Lumbard is again being disingenuous. This is not just a Saudi or Islamic State interpretation of this verse; it is a venerable interpretation in Islamic tradition. The classic Qur’anic commentator Ibn Kathir explains that “the two paths He described here are both misguided,” and that those “two paths are the paths of the Christians and Jews, a fact that the believer should beware of so that he avoids them. The path of the believers is knowledge of the truth and abiding by it. In comparison, the Jews abandoned practicing the religion, while the Christians lost the true knowledge. This is why ‘anger’ descended upon the Jews, while being described as ‘led astray’ is more appropriate of the Christians.” Ibn Kathir’s understanding of this passage is not a lone “extremist” interpretation. In fact, most Muslim commentators believe that the Jews are those who have earned Allah’s wrath and the Christians are those who have gone astray. This is the view of Tabari, Zamakhshari, the Tafsir al-Jalalayn, the Tanwir al-Miqbas min Tafsir Ibn Abbas, and Ibn Arabi, as well as Ibn Kathir. One contrasting, but not majority view, is that of Nisaburi, who says that “those who have incurred Allah’s wrath are the people of negligence, and those who have gone astray are the people of immoderation.”
There were times, though, when even Mohammed disagreed with the Quran. Verse 4:34 is one of those instances, said Maria Dakake, an expert on Islamic studies at George Mason University in Virginia.

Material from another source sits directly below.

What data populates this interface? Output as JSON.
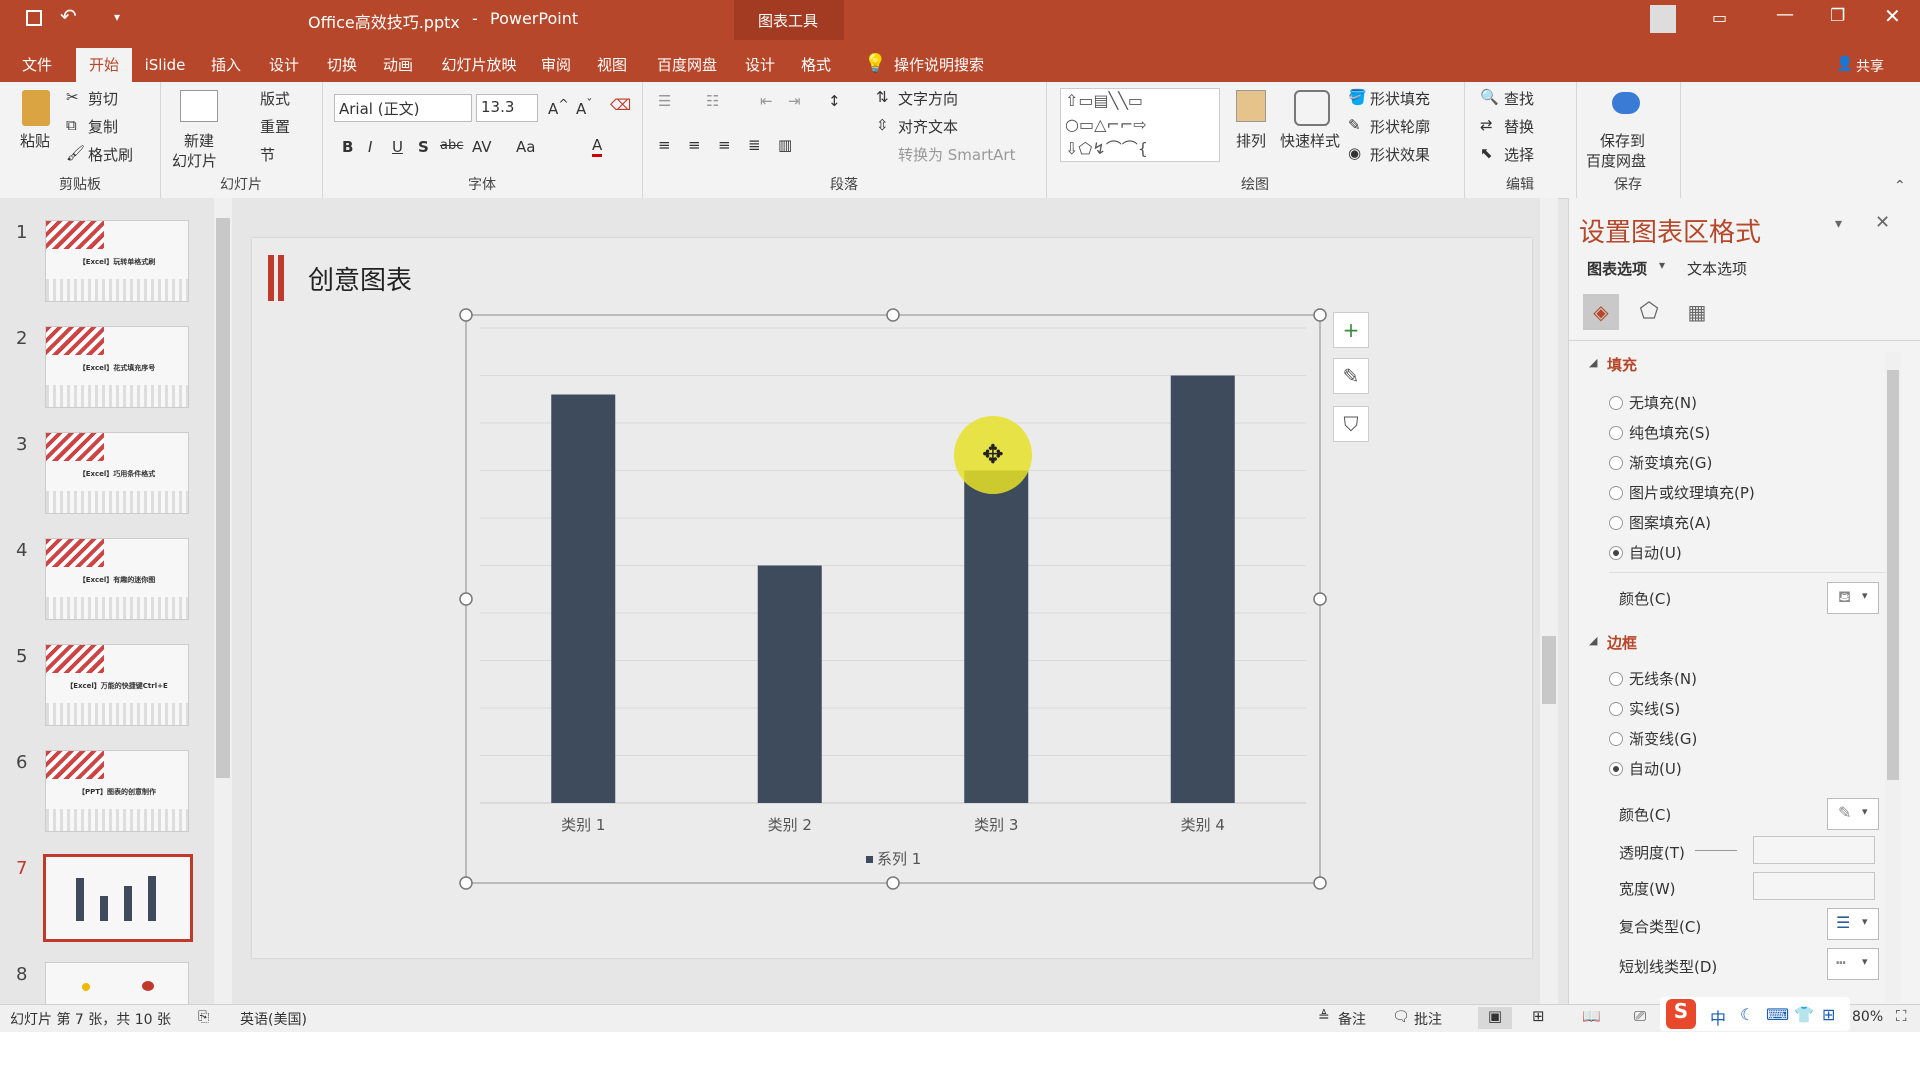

One of the most controversial sections of the Quran, 4:34 is sometimes derisively called the “beat your wife” verse. It says that if men “fear discord and animosity” from their wives, they may strike them after first trying to admonish their spouse and “leave them in bed.”
“It’s obviously a difficult verse,” said Dakake, the only woman on the translation team of “The Study Quran.”
“I found it difficult when I first read it as a woman, and when people today, both men and women, try to address the meaning of the verse in a contemporary context, they can find it difficult to understand and reconcile with their own sense of right and wrong.”
But Dakake said that while reading through the reams of commentary, she found that Mohammed did not like the verse, either. In one hadith, or saying attributed the prophet, he reportedly said, “I wanted one thing, and God wanted another.”
“That was very meaningful to me,” Dekake [sic] said. “We can say, looking at this commentary, that hitting your wife, even if it is permitted in the Quran, was not the morally virtuous thing to do from the point of view of the prophet.”…
Any Muslim will tell you that nothing, even Muhammad’s wishes, supersedes the Qur’an. Dakake doesn’t mention that wife-beating is also sanctioned by Muhammad’s example: A hadith has Aisha reporting that Muhammad struck her. Once he went out at night after he thought she was asleep, and she followed him surreptitiously. Muhammad saw her, and, as Aisha recounts: “He struck me on the chest which caused me pain, and then said: Did you think that Allah and His Apostle would deal unjustly with you?” (Sahih Muslim 2127)
A reporter asked: How could “The Study Quran” help?
Webb said he imagines a young Muslim man — the kind of lost soul who grasps for the nearest certainty he can find. He imagines that young man watching ISIS or al Qaeda propaganda online, alone in his room, listening to them quote the Quran, trying to coax him into violent action.
And then Webb imagines the young man opening “The Study Quran,” and reading scholars’ commentaries on those perplexing verses, and finding that most of them, perhaps all of them, disagree with the terrorists.
The vaunted “moderate” Webb has dismissed secularism as a “radical lunatic ideology,” which means the dismissal of the idea that the government derives its just powers from the consent of the governed, and the embracing of the idea that the law of Allah constitutes the only legitimate constitution and government. He has also appeared at events hosted by Hamas-linked CAIR, a group that he openly lauds.